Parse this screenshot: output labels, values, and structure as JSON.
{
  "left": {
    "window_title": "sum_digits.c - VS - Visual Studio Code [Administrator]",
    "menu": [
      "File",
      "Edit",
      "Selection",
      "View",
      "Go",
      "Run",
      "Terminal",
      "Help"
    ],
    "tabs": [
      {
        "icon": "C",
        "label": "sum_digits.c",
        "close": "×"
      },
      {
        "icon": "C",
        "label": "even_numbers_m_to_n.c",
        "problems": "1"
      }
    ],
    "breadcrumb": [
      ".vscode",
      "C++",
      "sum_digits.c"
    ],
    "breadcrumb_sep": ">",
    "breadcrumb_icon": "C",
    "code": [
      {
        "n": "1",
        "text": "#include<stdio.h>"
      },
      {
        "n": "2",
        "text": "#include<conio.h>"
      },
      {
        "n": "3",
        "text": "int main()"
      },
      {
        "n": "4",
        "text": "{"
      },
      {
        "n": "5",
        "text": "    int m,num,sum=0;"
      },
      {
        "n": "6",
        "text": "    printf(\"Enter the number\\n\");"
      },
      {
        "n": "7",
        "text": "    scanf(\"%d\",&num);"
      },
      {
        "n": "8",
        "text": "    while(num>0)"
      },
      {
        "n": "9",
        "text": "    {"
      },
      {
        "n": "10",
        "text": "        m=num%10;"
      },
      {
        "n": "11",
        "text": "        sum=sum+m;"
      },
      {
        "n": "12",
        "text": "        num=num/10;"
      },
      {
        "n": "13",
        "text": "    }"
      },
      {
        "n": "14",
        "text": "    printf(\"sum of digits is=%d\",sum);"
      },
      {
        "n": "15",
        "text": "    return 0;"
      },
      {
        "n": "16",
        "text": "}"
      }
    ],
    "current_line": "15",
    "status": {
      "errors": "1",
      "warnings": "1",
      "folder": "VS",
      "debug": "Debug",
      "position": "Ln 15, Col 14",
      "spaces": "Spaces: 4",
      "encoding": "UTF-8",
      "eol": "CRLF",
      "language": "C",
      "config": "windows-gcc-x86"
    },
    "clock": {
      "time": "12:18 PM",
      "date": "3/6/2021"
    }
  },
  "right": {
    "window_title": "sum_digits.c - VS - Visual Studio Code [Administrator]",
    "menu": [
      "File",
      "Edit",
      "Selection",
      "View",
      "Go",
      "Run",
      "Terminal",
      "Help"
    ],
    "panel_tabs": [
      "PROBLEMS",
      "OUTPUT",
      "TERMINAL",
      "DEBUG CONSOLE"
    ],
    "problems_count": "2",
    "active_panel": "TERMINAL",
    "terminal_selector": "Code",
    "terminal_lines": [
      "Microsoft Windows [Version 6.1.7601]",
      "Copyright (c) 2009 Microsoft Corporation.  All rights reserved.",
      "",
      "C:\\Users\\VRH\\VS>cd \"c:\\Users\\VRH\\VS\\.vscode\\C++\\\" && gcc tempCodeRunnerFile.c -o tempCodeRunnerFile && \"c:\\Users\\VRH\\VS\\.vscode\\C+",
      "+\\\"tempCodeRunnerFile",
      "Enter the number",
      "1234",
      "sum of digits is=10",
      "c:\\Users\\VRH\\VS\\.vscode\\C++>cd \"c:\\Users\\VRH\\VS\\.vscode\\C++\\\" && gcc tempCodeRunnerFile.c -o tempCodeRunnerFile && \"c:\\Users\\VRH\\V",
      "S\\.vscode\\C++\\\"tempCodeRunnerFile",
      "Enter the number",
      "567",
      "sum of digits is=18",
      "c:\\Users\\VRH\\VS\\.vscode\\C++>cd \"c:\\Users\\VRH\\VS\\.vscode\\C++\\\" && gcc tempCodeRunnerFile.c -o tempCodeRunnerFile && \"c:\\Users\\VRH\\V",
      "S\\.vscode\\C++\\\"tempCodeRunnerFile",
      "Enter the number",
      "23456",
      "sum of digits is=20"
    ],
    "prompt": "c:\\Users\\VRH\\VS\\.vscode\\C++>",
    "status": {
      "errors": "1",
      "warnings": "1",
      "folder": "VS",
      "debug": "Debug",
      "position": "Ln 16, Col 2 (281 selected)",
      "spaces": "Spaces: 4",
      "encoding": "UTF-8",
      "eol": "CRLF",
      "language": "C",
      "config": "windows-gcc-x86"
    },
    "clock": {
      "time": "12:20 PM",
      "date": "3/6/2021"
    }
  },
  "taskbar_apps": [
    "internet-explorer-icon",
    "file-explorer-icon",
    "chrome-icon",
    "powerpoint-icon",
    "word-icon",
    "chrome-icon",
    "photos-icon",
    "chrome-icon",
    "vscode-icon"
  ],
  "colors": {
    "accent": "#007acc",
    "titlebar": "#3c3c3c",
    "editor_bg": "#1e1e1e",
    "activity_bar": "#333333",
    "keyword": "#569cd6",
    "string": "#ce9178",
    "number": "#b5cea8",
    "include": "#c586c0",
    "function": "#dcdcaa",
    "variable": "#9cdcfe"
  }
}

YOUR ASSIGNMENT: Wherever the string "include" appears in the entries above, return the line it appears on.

PROBLEM SOLUTION:
        "text": "#include<stdio.h>"
        "text": "#include<conio.h>"
    "include": "#c586c0",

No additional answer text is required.